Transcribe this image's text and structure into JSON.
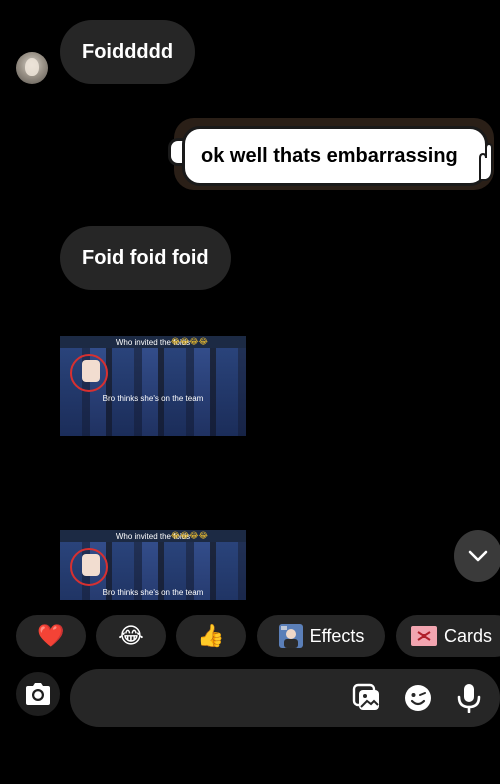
{
  "messages": {
    "incoming_1": "Foiddddd",
    "outgoing_1": "ok well thats embarrassing",
    "incoming_2": "Foid foid foid"
  },
  "memes": [
    {
      "top_caption": "Who invited the foids",
      "emojis": "😂😂😂😂",
      "bottom_caption": "Bro thinks she's on the team"
    },
    {
      "top_caption": "Who invited the foids",
      "emojis": "😂😂😂😂",
      "bottom_caption": "Bro thinks she's on the team"
    }
  ],
  "quick_reactions": [
    {
      "emoji": "❤️",
      "name": "heart"
    },
    {
      "emoji": "😂",
      "name": "laughing"
    },
    {
      "emoji": "👍",
      "name": "thumbs-up"
    }
  ],
  "actions": {
    "effects_label": "Effects",
    "cards_label": "Cards"
  },
  "composer": {
    "placeholder": ""
  },
  "icons": {
    "scroll_down": "chevron-down-icon",
    "camera": "camera-icon",
    "gallery": "gallery-icon",
    "sticker": "sticker-icon",
    "mic": "microphone-icon"
  },
  "colors": {
    "background": "#000000",
    "incoming_bubble": "#262626",
    "chip": "#262626",
    "scroll_button": "#3a3a3a"
  }
}
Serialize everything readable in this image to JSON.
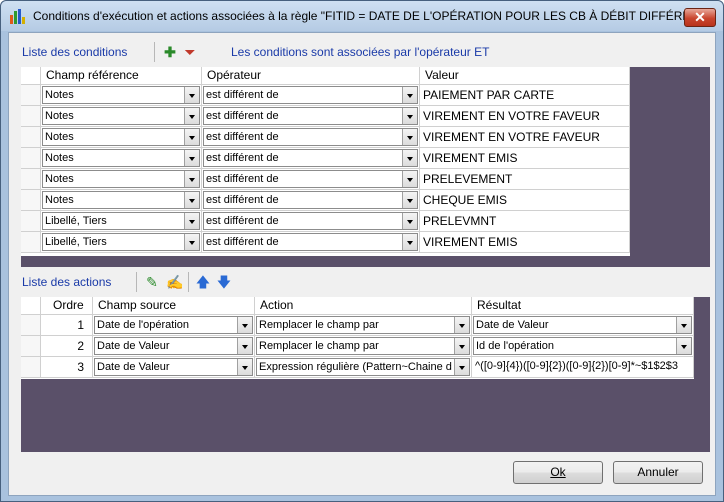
{
  "window": {
    "title": "Conditions d'exécution et actions associées à la règle \"FITID = DATE DE L'OPÉRATION POUR LES CB À DÉBIT DIFFÉRÉ\"",
    "close_label": "✕"
  },
  "conditions": {
    "section_title": "Liste des conditions",
    "info_text": "Les conditions sont associées par l'opérateur ET",
    "columns": [
      "Champ référence",
      "Opérateur",
      "Valeur"
    ],
    "rows": [
      {
        "champ": "Notes",
        "operateur": "est différent de",
        "valeur": "PAIEMENT PAR CARTE"
      },
      {
        "champ": "Notes",
        "operateur": "est différent de",
        "valeur": "VIREMENT EN VOTRE FAVEUR"
      },
      {
        "champ": "Notes",
        "operateur": "est différent de",
        "valeur": "VIREMENT EN VOTRE FAVEUR"
      },
      {
        "champ": "Notes",
        "operateur": "est différent de",
        "valeur": "VIREMENT EMIS"
      },
      {
        "champ": "Notes",
        "operateur": "est différent de",
        "valeur": "PRELEVEMENT"
      },
      {
        "champ": "Notes",
        "operateur": "est différent de",
        "valeur": "CHEQUE EMIS"
      },
      {
        "champ": "Libellé, Tiers",
        "operateur": "est différent de",
        "valeur": "PRELEVMNT"
      },
      {
        "champ": "Libellé, Tiers",
        "operateur": "est différent de",
        "valeur": "VIREMENT EMIS"
      }
    ]
  },
  "actions": {
    "section_title": "Liste des actions",
    "columns": [
      "Ordre",
      "Champ source",
      "Action",
      "Résultat"
    ],
    "rows": [
      {
        "ordre": "1",
        "champ_source": "Date de l'opération",
        "action": "Remplacer le champ par",
        "resultat": "Date de Valeur"
      },
      {
        "ordre": "2",
        "champ_source": "Date de Valeur",
        "action": "Remplacer le champ par",
        "resultat": "Id de l'opération"
      },
      {
        "ordre": "3",
        "champ_source": "Date de Valeur",
        "action": "Expression régulière (Pattern~Chaine d...",
        "resultat": "^([0-9]{4})([0-9]{2})([0-9]{2})[0-9]*~$1$2$3"
      }
    ]
  },
  "buttons": {
    "ok": "Ok",
    "cancel": "Annuler"
  },
  "colors": {
    "accent": "#1a3aa8",
    "grid_background": "#5a5069",
    "title_bar": "#b5cbe4"
  }
}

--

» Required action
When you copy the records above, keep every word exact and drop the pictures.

» Response to the exercise
Transcribe this image's text and structure into JSON.
{
  "messages": {
    "incoming_1": "Foiddddd",
    "outgoing_1": "ok well thats embarrassing",
    "incoming_2": "Foid foid foid"
  },
  "memes": [
    {
      "top_caption": "Who invited the foids",
      "emojis": "😂😂😂😂",
      "bottom_caption": "Bro thinks she's on the team"
    },
    {
      "top_caption": "Who invited the foids",
      "emojis": "😂😂😂😂",
      "bottom_caption": "Bro thinks she's on the team"
    }
  ],
  "quick_reactions": [
    {
      "emoji": "❤️",
      "name": "heart"
    },
    {
      "emoji": "😂",
      "name": "laughing"
    },
    {
      "emoji": "👍",
      "name": "thumbs-up"
    }
  ],
  "actions": {
    "effects_label": "Effects",
    "cards_label": "Cards"
  },
  "composer": {
    "placeholder": ""
  },
  "icons": {
    "scroll_down": "chevron-down-icon",
    "camera": "camera-icon",
    "gallery": "gallery-icon",
    "sticker": "sticker-icon",
    "mic": "microphone-icon"
  },
  "colors": {
    "background": "#000000",
    "incoming_bubble": "#262626",
    "chip": "#262626",
    "scroll_button": "#3a3a3a"
  }
}
Serialize everything readable in this image to JSON.
{
  "window": {
    "title": "Conditions d'exécution et actions associées à la règle \"FITID = DATE DE L'OPÉRATION POUR LES CB À DÉBIT DIFFÉRÉ\"",
    "close_label": "✕"
  },
  "conditions": {
    "section_title": "Liste des conditions",
    "info_text": "Les conditions sont associées par l'opérateur ET",
    "columns": [
      "Champ référence",
      "Opérateur",
      "Valeur"
    ],
    "rows": [
      {
        "champ": "Notes",
        "operateur": "est différent de",
        "valeur": "PAIEMENT PAR CARTE"
      },
      {
        "champ": "Notes",
        "operateur": "est différent de",
        "valeur": "VIREMENT EN VOTRE FAVEUR"
      },
      {
        "champ": "Notes",
        "operateur": "est différent de",
        "valeur": "VIREMENT EN VOTRE FAVEUR"
      },
      {
        "champ": "Notes",
        "operateur": "est différent de",
        "valeur": "VIREMENT EMIS"
      },
      {
        "champ": "Notes",
        "operateur": "est différent de",
        "valeur": "PRELEVEMENT"
      },
      {
        "champ": "Notes",
        "operateur": "est différent de",
        "valeur": "CHEQUE EMIS"
      },
      {
        "champ": "Libellé, Tiers",
        "operateur": "est différent de",
        "valeur": "PRELEVMNT"
      },
      {
        "champ": "Libellé, Tiers",
        "operateur": "est différent de",
        "valeur": "VIREMENT EMIS"
      }
    ]
  },
  "actions": {
    "section_title": "Liste des actions",
    "columns": [
      "Ordre",
      "Champ source",
      "Action",
      "Résultat"
    ],
    "rows": [
      {
        "ordre": "1",
        "champ_source": "Date de l'opération",
        "action": "Remplacer le champ par",
        "resultat": "Date de Valeur"
      },
      {
        "ordre": "2",
        "champ_source": "Date de Valeur",
        "action": "Remplacer le champ par",
        "resultat": "Id de l'opération"
      },
      {
        "ordre": "3",
        "champ_source": "Date de Valeur",
        "action": "Expression régulière (Pattern~Chaine d...",
        "resultat": "^([0-9]{4})([0-9]{2})([0-9]{2})[0-9]*~$1$2$3"
      }
    ]
  },
  "buttons": {
    "ok": "Ok",
    "cancel": "Annuler"
  },
  "colors": {
    "accent": "#1a3aa8",
    "grid_background": "#5a5069",
    "title_bar": "#b5cbe4"
  }
}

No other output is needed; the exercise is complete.